HKU's Malaysian students question election results back home

PUBLISHED : Monday, 06 May, 2013, 9:11pm
UPDATED : Tuesday, 07 May, 2013, 11:16am

A group of 30 Malaysian students, most of whom were too young to vote, gathered on Monday at the Democracy Wall at Hong Kong University to vent their deep distrust of Malaysia’s election results that brought the governing coalition its 13th straight election win.

The messages they posted on the wall included: “I am against Dirty Politics” “Unfair! Rigged!” “I want democracy, not magic” and “Democracy is dead”. The posters were written in Chinese, English and Malay.

The school’s student union issued a poster saying: “Fair elections and justice done, this is what we all demand for Malaysia, HKU students got your back.”

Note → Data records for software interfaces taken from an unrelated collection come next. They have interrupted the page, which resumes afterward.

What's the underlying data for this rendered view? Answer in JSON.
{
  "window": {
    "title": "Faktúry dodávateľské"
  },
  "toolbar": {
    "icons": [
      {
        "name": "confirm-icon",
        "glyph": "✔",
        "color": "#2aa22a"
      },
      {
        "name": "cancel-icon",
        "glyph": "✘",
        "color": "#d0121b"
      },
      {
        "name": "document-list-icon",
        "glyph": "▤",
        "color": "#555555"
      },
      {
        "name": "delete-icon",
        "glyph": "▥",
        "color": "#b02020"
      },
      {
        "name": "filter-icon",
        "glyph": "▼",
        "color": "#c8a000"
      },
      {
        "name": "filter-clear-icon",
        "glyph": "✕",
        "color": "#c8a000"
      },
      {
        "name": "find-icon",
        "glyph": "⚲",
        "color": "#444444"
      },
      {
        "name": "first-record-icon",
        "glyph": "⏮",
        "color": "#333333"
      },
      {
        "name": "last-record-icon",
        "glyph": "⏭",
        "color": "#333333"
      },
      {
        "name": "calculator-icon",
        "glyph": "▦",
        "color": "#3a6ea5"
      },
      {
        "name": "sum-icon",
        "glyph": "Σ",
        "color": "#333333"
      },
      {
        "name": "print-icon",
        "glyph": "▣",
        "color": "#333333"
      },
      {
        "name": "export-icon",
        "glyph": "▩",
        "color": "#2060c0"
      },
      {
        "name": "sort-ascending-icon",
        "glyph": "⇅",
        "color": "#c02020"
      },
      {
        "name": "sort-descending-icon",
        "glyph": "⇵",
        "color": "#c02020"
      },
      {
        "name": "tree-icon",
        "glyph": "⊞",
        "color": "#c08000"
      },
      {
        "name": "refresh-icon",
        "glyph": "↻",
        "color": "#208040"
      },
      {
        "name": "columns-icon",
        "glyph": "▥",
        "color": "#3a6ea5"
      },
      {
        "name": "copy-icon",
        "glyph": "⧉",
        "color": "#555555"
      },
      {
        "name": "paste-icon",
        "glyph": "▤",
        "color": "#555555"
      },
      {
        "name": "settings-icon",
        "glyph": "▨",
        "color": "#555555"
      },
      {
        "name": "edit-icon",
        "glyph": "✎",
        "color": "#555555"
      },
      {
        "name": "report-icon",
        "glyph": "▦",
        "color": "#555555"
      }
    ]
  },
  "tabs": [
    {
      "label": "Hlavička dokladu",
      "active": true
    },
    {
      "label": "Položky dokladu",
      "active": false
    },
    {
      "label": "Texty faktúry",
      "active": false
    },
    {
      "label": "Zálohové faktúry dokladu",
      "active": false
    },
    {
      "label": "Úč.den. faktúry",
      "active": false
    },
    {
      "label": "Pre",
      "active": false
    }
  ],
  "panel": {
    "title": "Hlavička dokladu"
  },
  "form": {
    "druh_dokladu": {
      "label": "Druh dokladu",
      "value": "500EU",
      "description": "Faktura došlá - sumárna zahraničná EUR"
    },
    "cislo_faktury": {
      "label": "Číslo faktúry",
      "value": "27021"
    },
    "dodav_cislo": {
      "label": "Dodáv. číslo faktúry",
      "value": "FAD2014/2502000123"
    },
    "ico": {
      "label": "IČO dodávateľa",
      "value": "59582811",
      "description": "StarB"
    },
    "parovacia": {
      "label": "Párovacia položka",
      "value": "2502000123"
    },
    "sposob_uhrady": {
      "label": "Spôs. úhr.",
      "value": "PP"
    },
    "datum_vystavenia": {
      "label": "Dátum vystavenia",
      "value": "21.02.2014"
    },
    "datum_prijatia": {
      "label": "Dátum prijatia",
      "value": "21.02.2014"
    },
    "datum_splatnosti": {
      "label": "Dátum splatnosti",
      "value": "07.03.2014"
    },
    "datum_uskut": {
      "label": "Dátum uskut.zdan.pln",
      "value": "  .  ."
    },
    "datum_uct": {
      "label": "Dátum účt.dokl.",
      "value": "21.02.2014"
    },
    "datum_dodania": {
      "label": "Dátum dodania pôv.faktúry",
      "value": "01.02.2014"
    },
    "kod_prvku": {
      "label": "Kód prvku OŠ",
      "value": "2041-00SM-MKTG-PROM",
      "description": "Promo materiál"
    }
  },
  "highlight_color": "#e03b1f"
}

A 20-year-old female student from Malaysia, said: “It’s hard to figure out what is true or not, but when I see all these photos and videos online suggesting election fraud and the government is claiming they’ve had a clean election, I want answers.”

Another student, 22, voted at the Malaysian consulate in Hong Kong last week and she said the experience left her with serious suspicions.

“When I was voting and just about to mark the ballot, I got a phone call from a private number. I luckily didn’t pick up because then my vote would’ve been disqualified.

“I later read all over social media that it is a trick to call voters in voting booths to disqualify them. I don’t know what to believe. The government has a lot to explain.”

HKU professor Renaud Egreteau, who specialises in Myanmar politics, but sees parallels with those in Malaysia, said people should be careful when using social media as sources of information.

“Bloggers and social networkers…increasingly use Facebook and personal blogs as platforms not only for communication, but for propaganda purposes," he said, adding that sometimes they were even used as conduits of hatred and violence.

Lee Boon Kiat, a graduate student in the school’s Department of Microbiology, didn’t feel confident casting his vote by mail or at the consulate, so he flew back to Malaysia on Friday to vote in person.

“My station seemed quite normal but when I was leaving, there was a riot of people trying to block the entrance so a busload of people who looked foreign – maybe Bangladeshi – wouldn’t be able to go in and vote.

“Unless [the government] gives very good reasons to convince us the elections were fair, I think there will be more angry protests around the world.”